Saturday 8 January 2011

Banks of the Severn

Some nice Winter Sunshine today so an opportunity for a walk down by the Severn avoiding most of the muddy paths by using the towpath of the Sharpness to Gloucester Canal. The old barge amongst the reeds is one of many deliberately grounded between Purton and Sharpness to protect the canal from erosion by the river and known as the Purton Hulks.

Friday 7 January 2011

Birch Catkins

Even though they will not open until the leaves appear on the tree around April the male and female catkins of the Birch tree can be seen already. The bare branches silouetted against the grey winter sky make them clear to see.

Thursday 6 January 2011

Misty Vale

The snow has gone for now and there is mist over the vale looking to May Hill.
Fields are starting to look a little greener already and the days are noticeably lengthening but there is still plenty of winter to go.

Monday 3 January 2011

Snow is back

Just a light fall of snow for us today but the landscape is back in black and white for a while

Forest Bug

The forest bug is a sap feeding shield bug common in UK woodlands and hedgerows.This one had found winter shelter in the woodshed.

Sunday 2 January 2011

Feeding Sheep in the mud

It was very pleasant when the snow covered the countryside and frosts meant that boots were clean after walks.

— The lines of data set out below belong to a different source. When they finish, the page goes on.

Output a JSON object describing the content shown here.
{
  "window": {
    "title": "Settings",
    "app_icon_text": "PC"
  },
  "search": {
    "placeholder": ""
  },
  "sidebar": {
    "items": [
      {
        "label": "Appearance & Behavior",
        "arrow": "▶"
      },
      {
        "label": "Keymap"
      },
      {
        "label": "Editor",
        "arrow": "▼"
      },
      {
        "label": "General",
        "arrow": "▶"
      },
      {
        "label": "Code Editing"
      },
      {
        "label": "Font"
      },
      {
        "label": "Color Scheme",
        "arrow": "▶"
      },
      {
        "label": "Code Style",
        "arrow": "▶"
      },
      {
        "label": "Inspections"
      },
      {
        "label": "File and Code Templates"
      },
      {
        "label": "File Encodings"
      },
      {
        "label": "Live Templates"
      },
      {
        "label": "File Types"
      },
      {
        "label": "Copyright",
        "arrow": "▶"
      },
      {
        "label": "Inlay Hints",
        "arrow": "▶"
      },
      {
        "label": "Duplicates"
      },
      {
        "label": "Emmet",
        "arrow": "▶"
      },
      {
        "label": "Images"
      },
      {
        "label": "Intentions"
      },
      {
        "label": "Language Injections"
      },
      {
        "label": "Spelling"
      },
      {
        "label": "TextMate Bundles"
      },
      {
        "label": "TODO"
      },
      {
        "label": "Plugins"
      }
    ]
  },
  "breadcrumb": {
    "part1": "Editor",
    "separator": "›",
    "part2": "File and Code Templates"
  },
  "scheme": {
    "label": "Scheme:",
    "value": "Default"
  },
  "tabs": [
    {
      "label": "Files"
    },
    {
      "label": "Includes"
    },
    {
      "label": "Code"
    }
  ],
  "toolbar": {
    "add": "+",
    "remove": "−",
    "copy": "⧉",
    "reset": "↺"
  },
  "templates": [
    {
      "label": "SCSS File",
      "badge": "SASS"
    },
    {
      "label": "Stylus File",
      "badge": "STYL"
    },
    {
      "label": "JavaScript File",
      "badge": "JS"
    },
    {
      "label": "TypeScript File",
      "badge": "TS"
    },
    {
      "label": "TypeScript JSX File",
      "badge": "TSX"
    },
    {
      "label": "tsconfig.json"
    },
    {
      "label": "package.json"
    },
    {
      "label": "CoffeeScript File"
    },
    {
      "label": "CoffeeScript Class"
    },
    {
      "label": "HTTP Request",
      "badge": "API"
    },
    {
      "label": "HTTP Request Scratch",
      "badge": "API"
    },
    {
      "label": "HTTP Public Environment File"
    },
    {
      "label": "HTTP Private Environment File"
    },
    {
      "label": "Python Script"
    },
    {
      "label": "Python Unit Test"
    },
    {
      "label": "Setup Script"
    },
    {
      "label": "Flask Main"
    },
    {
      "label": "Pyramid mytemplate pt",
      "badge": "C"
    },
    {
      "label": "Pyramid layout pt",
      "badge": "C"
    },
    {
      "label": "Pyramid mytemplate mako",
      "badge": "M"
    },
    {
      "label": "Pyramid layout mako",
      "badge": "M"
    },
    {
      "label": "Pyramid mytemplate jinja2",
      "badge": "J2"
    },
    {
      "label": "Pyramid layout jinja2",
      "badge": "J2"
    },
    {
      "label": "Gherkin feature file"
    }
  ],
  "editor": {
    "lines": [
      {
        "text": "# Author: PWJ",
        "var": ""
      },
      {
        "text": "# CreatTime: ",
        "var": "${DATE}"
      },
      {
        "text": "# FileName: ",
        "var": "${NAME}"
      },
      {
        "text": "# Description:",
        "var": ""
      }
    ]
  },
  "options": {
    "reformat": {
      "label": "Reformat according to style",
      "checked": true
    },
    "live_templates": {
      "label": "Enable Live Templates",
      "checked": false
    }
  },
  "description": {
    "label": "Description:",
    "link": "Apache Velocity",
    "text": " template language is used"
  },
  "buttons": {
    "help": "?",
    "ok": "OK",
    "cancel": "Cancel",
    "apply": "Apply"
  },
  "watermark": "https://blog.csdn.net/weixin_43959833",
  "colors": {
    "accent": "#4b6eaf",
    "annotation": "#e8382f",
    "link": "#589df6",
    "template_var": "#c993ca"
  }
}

Now we have mud again as here where there are lots of feet the countryside looks dirty and the grass a dull green. In order to keep the sheep in top condition for lambing they need supplementary feeding with hay and the grass disappears in a sea of mud for the time being. Hopefully as we turn the corner of the year it won't be long until we see the bright spring green grass.

Saturday 1 January 2011

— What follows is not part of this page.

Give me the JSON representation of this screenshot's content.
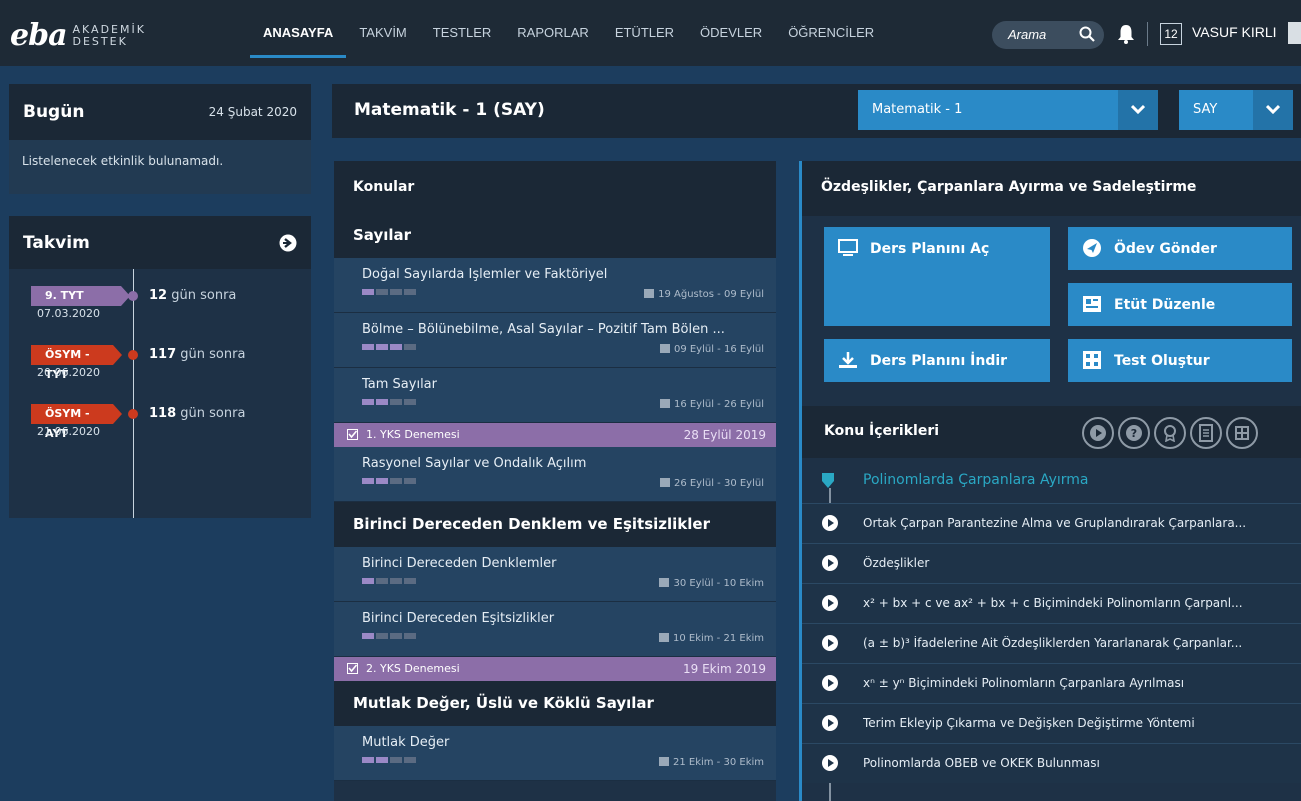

Arum Italicum

Happy New Year to all our followers

Italian Lords and Ladies or Large Cuckoo Pint is one of two species of native Araceae or Arum plant family found in Britain. The leaves push through at this time of year in the hedgerows and woodland looking fresh and clean. Consequently these plants have been introduced into gardens by those who appreciate the fresh new leaves in winter. Later in the year they produce spectacular flower spikes which attract insects inside for pollination followed by the red cluster of berries.